*** Opening of Exercise material ***

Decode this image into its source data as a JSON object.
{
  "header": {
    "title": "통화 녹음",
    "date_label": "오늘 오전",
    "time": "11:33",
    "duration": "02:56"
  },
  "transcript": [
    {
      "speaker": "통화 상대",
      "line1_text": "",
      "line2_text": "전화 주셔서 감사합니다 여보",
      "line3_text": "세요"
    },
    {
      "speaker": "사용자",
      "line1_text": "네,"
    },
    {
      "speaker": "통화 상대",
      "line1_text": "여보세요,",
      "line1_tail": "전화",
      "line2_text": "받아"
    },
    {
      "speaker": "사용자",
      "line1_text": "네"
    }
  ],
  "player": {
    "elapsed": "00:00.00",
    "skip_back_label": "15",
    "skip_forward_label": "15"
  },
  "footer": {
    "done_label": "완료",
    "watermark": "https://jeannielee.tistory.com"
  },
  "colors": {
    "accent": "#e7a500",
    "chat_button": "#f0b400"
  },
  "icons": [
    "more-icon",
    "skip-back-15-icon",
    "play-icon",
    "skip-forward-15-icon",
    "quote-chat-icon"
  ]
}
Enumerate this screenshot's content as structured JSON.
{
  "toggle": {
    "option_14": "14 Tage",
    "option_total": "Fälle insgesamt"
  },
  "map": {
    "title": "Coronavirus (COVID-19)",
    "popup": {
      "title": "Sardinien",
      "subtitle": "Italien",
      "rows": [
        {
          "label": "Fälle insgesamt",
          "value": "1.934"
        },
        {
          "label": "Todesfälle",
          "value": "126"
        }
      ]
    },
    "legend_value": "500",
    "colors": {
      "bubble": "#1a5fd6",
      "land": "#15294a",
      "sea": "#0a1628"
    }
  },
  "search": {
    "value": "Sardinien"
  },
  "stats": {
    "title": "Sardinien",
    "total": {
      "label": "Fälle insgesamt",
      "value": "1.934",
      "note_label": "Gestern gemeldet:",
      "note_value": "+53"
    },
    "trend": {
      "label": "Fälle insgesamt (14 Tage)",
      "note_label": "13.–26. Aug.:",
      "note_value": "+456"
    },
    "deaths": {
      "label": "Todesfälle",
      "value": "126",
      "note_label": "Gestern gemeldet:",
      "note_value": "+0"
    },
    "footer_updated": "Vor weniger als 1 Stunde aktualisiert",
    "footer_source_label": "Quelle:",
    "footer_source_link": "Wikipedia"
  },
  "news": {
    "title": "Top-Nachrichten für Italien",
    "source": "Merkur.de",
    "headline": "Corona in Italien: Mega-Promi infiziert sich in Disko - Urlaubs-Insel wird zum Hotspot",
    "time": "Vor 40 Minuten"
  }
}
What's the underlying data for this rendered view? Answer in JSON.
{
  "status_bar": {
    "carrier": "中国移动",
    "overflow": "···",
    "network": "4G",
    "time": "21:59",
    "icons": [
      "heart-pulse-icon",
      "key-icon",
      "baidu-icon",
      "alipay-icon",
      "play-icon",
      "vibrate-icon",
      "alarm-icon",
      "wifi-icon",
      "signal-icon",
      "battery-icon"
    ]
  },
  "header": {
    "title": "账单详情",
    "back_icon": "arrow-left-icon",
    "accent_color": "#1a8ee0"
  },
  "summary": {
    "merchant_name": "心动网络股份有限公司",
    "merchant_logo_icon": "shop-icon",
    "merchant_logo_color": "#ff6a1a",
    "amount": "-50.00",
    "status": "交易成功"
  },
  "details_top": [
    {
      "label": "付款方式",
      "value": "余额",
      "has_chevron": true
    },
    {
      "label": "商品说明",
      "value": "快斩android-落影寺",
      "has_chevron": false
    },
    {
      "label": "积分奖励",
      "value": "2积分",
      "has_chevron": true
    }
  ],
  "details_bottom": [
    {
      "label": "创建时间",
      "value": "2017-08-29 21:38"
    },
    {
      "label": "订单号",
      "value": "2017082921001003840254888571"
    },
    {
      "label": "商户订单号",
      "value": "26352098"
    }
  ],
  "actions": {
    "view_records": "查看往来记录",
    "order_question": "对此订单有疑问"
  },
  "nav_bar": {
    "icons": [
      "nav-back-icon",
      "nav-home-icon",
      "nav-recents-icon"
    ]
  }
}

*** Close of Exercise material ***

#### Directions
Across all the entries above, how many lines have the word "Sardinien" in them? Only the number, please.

#### Answer section
3